Exercise requirements
The entries are to be returned exactly as written.

Data extracted from a collection
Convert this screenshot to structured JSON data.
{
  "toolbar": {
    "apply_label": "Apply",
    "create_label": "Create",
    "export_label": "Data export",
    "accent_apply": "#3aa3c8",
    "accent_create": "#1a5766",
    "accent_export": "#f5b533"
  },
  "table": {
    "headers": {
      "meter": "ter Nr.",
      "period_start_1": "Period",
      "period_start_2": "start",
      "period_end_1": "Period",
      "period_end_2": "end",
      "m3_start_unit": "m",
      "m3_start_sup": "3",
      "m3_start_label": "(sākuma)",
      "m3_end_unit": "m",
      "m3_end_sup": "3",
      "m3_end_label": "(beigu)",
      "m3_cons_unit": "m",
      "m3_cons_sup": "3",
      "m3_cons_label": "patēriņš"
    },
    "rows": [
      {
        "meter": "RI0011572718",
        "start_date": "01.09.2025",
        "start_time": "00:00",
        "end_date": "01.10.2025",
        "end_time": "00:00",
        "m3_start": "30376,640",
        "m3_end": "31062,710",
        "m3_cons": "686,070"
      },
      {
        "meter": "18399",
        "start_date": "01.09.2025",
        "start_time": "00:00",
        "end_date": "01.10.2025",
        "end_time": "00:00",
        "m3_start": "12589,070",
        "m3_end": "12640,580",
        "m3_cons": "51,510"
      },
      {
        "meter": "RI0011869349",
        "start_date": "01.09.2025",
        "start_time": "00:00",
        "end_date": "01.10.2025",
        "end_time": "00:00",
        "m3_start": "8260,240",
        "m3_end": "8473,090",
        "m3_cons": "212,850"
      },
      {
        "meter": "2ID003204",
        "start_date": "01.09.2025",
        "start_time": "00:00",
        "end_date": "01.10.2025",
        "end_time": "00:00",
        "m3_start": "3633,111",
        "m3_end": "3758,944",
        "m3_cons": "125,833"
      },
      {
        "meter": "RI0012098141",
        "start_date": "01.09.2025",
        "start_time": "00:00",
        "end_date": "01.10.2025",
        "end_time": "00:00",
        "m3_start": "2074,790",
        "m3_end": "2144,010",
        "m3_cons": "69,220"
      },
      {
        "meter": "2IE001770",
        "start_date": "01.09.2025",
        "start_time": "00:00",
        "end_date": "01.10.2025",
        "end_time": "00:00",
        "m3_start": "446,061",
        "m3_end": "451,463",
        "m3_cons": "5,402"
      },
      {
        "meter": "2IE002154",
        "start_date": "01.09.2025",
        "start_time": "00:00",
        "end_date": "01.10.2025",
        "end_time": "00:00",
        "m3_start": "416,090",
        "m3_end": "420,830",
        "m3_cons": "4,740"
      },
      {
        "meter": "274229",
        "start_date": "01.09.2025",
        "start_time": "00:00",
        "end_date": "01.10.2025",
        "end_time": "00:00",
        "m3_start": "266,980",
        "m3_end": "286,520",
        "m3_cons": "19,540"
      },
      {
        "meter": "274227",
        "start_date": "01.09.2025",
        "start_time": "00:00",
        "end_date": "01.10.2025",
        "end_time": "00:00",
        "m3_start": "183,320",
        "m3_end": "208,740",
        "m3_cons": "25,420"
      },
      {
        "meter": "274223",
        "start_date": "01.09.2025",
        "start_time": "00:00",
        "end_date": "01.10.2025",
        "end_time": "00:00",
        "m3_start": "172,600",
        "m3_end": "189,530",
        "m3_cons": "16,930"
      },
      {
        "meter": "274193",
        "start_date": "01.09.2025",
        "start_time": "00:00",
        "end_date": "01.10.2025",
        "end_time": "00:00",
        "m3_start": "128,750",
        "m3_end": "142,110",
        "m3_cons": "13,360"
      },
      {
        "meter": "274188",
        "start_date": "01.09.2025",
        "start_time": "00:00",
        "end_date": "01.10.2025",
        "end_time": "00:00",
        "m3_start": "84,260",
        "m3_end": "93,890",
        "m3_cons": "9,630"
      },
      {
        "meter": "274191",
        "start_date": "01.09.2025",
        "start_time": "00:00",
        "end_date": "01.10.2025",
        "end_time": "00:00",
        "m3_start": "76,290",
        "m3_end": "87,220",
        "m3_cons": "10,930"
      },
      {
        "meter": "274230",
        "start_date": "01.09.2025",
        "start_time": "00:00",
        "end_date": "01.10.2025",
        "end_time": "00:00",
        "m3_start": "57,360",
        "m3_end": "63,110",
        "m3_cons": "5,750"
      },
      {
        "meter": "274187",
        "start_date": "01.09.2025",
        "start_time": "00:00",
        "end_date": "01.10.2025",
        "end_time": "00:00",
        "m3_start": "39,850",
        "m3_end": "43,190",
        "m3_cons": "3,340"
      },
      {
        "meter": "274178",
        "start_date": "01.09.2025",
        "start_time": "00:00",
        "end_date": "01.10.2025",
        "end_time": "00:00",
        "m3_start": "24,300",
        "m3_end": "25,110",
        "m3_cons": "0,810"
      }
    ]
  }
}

Task output
Convert this screenshot to structured JSON data.
{
  "toolbar": {
    "apply_label": "Apply",
    "create_label": "Create",
    "export_label": "Data export",
    "accent_apply": "#3aa3c8",
    "accent_create": "#1a5766",
    "accent_export": "#f5b533"
  },
  "table": {
    "headers": {
      "meter": "ter Nr.",
      "period_start_1": "Period",
      "period_start_2": "start",
      "period_end_1": "Period",
      "period_end_2": "end",
      "m3_start_unit": "m",
      "m3_start_sup": "3",
      "m3_start_label": "(sākuma)",
      "m3_end_unit": "m",
      "m3_end_sup": "3",
      "m3_end_label": "(beigu)",
      "m3_cons_unit": "m",
      "m3_cons_sup": "3",
      "m3_cons_label": "patēriņš"
    },
    "rows": [
      {
        "meter": "RI0011572718",
        "start_date": "01.09.2025",
        "start_time": "00:00",
        "end_date": "01.10.2025",
        "end_time": "00:00",
        "m3_start": "30376,640",
        "m3_end": "31062,710",
        "m3_cons": "686,070"
      },
      {
        "meter": "18399",
        "start_date": "01.09.2025",
        "start_time": "00:00",
        "end_date": "01.10.2025",
        "end_time": "00:00",
        "m3_start": "12589,070",
        "m3_end": "12640,580",
        "m3_cons": "51,510"
      },
      {
        "meter": "RI0011869349",
        "start_date": "01.09.2025",
        "start_time": "00:00",
        "end_date": "01.10.2025",
        "end_time": "00:00",
        "m3_start": "8260,240",
        "m3_end": "8473,090",
        "m3_cons": "212,850"
      },
      {
        "meter": "2ID003204",
        "start_date": "01.09.2025",
        "start_time": "00:00",
        "end_date": "01.10.2025",
        "end_time": "00:00",
        "m3_start": "3633,111",
        "m3_end": "3758,944",
        "m3_cons": "125,833"
      },
      {
        "meter": "RI0012098141",
        "start_date": "01.09.2025",
        "start_time": "00:00",
        "end_date": "01.10.2025",
        "end_time": "00:00",
        "m3_start": "2074,790",
        "m3_end": "2144,010",
        "m3_cons": "69,220"
      },
      {
        "meter": "2IE001770",
        "start_date": "01.09.2025",
        "start_time": "00:00",
        "end_date": "01.10.2025",
        "end_time": "00:00",
        "m3_start": "446,061",
        "m3_end": "451,463",
        "m3_cons": "5,402"
      },
      {
        "meter": "2IE002154",
        "start_date": "01.09.2025",
        "start_time": "00:00",
        "end_date": "01.10.2025",
        "end_time": "00:00",
        "m3_start": "416,090",
        "m3_end": "420,830",
        "m3_cons": "4,740"
      },
      {
        "meter": "274229",
        "start_date": "01.09.2025",
        "start_time": "00:00",
        "end_date": "01.10.2025",
        "end_time": "00:00",
        "m3_start": "266,980",
        "m3_end": "286,520",
        "m3_cons": "19,540"
      },
      {
        "meter": "274227",
        "start_date": "01.09.2025",
        "start_time": "00:00",
        "end_date": "01.10.2025",
        "end_time": "00:00",
        "m3_start": "183,320",
        "m3_end": "208,740",
        "m3_cons": "25,420"
      },
      {
        "meter": "274223",
        "start_date": "01.09.2025",
        "start_time": "00:00",
        "end_date": "01.10.2025",
        "end_time": "00:00",
        "m3_start": "172,600",
        "m3_end": "189,530",
        "m3_cons": "16,930"
      },
      {
        "meter": "274193",
        "start_date": "01.09.2025",
        "start_time": "00:00",
        "end_date": "01.10.2025",
        "end_time": "00:00",
        "m3_start": "128,750",
        "m3_end": "142,110",
        "m3_cons": "13,360"
      },
      {
        "meter": "274188",
        "start_date": "01.09.2025",
        "start_time": "00:00",
        "end_date": "01.10.2025",
        "end_time": "00:00",
        "m3_start": "84,260",
        "m3_end": "93,890",
        "m3_cons": "9,630"
      },
      {
        "meter": "274191",
        "start_date": "01.09.2025",
        "start_time": "00:00",
        "end_date": "01.10.2025",
        "end_time": "00:00",
        "m3_start": "76,290",
        "m3_end": "87,220",
        "m3_cons": "10,930"
      },
      {
        "meter": "274230",
        "start_date": "01.09.2025",
        "start_time": "00:00",
        "end_date": "01.10.2025",
        "end_time": "00:00",
        "m3_start": "57,360",
        "m3_end": "63,110",
        "m3_cons": "5,750"
      },
      {
        "meter": "274187",
        "start_date": "01.09.2025",
        "start_time": "00:00",
        "end_date": "01.10.2025",
        "end_time": "00:00",
        "m3_start": "39,850",
        "m3_end": "43,190",
        "m3_cons": "3,340"
      },
      {
        "meter": "274178",
        "start_date": "01.09.2025",
        "start_time": "00:00",
        "end_date": "01.10.2025",
        "end_time": "00:00",
        "m3_start": "24,300",
        "m3_end": "25,110",
        "m3_cons": "0,810"
      }
    ]
  }
}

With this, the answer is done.